(Data to examine Opens)

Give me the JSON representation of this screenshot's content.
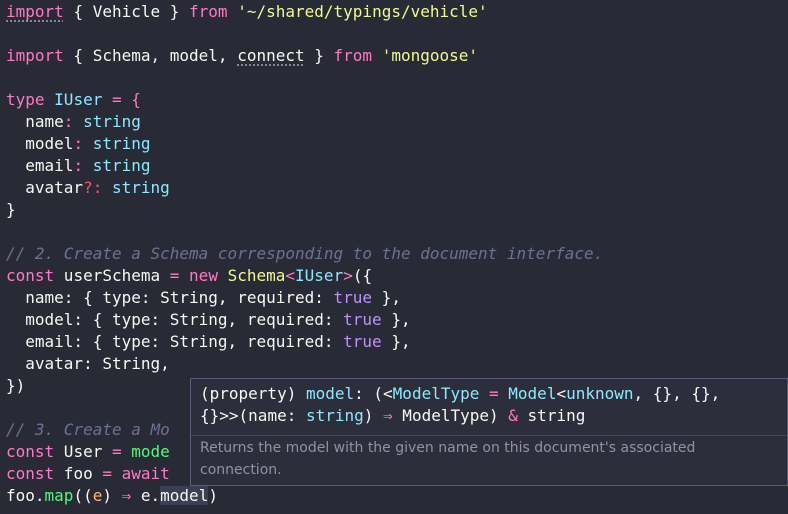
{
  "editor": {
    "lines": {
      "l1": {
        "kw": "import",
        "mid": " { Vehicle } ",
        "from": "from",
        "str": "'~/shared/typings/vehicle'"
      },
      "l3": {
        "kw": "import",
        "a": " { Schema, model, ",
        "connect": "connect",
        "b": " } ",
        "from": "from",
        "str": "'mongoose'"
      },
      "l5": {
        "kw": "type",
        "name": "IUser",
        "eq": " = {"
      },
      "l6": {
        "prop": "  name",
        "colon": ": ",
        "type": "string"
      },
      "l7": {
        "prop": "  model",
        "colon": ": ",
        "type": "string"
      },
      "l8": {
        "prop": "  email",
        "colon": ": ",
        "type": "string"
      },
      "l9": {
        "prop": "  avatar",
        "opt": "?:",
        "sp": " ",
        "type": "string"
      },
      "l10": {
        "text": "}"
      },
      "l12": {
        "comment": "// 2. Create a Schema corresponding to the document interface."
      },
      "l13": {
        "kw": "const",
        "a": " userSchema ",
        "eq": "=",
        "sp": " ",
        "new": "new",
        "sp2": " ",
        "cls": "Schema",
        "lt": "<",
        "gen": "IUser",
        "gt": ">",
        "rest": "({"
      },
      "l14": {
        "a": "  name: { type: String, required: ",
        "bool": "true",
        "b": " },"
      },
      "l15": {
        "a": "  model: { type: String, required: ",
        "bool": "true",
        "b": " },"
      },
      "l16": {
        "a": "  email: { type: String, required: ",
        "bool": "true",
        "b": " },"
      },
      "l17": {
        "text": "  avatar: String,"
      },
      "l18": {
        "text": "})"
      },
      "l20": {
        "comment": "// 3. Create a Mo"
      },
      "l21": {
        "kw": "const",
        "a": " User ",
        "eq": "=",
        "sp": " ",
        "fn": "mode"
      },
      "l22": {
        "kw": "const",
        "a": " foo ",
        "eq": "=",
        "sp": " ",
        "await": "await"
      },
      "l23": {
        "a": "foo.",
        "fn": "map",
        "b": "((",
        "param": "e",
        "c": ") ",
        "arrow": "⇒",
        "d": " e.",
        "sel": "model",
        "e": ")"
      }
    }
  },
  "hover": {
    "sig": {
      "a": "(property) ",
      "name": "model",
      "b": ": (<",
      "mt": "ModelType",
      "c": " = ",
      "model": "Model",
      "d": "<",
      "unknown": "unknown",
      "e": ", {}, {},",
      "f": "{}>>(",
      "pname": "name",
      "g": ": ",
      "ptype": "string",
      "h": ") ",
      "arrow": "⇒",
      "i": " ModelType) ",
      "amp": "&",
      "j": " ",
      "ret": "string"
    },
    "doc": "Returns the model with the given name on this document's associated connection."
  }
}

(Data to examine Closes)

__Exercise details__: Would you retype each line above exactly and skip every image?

__Solved problem__:
Give me the JSON representation of this screenshot's content.
{
  "editor": {
    "lines": {
      "l1": {
        "kw": "import",
        "mid": " { Vehicle } ",
        "from": "from",
        "str": "'~/shared/typings/vehicle'"
      },
      "l3": {
        "kw": "import",
        "a": " { Schema, model, ",
        "connect": "connect",
        "b": " } ",
        "from": "from",
        "str": "'mongoose'"
      },
      "l5": {
        "kw": "type",
        "name": "IUser",
        "eq": " = {"
      },
      "l6": {
        "prop": "  name",
        "colon": ": ",
        "type": "string"
      },
      "l7": {
        "prop": "  model",
        "colon": ": ",
        "type": "string"
      },
      "l8": {
        "prop": "  email",
        "colon": ": ",
        "type": "string"
      },
      "l9": {
        "prop": "  avatar",
        "opt": "?:",
        "sp": " ",
        "type": "string"
      },
      "l10": {
        "text": "}"
      },
      "l12": {
        "comment": "// 2. Create a Schema corresponding to the document interface."
      },
      "l13": {
        "kw": "const",
        "a": " userSchema ",
        "eq": "=",
        "sp": " ",
        "new": "new",
        "sp2": " ",
        "cls": "Schema",
        "lt": "<",
        "gen": "IUser",
        "gt": ">",
        "rest": "({"
      },
      "l14": {
        "a": "  name: { type: String, required: ",
        "bool": "true",
        "b": " },"
      },
      "l15": {
        "a": "  model: { type: String, required: ",
        "bool": "true",
        "b": " },"
      },
      "l16": {
        "a": "  email: { type: String, required: ",
        "bool": "true",
        "b": " },"
      },
      "l17": {
        "text": "  avatar: String,"
      },
      "l18": {
        "text": "})"
      },
      "l20": {
        "comment": "// 3. Create a Mo"
      },
      "l21": {
        "kw": "const",
        "a": " User ",
        "eq": "=",
        "sp": " ",
        "fn": "mode"
      },
      "l22": {
        "kw": "const",
        "a": " foo ",
        "eq": "=",
        "sp": " ",
        "await": "await"
      },
      "l23": {
        "a": "foo.",
        "fn": "map",
        "b": "((",
        "param": "e",
        "c": ") ",
        "arrow": "⇒",
        "d": " e.",
        "sel": "model",
        "e": ")"
      }
    }
  },
  "hover": {
    "sig": {
      "a": "(property) ",
      "name": "model",
      "b": ": (<",
      "mt": "ModelType",
      "c": " = ",
      "model": "Model",
      "d": "<",
      "unknown": "unknown",
      "e": ", {}, {},",
      "f": "{}>>(",
      "pname": "name",
      "g": ": ",
      "ptype": "string",
      "h": ") ",
      "arrow": "⇒",
      "i": " ModelType) ",
      "amp": "&",
      "j": " ",
      "ret": "string"
    },
    "doc": "Returns the model with the given name on this document's associated connection."
  }
}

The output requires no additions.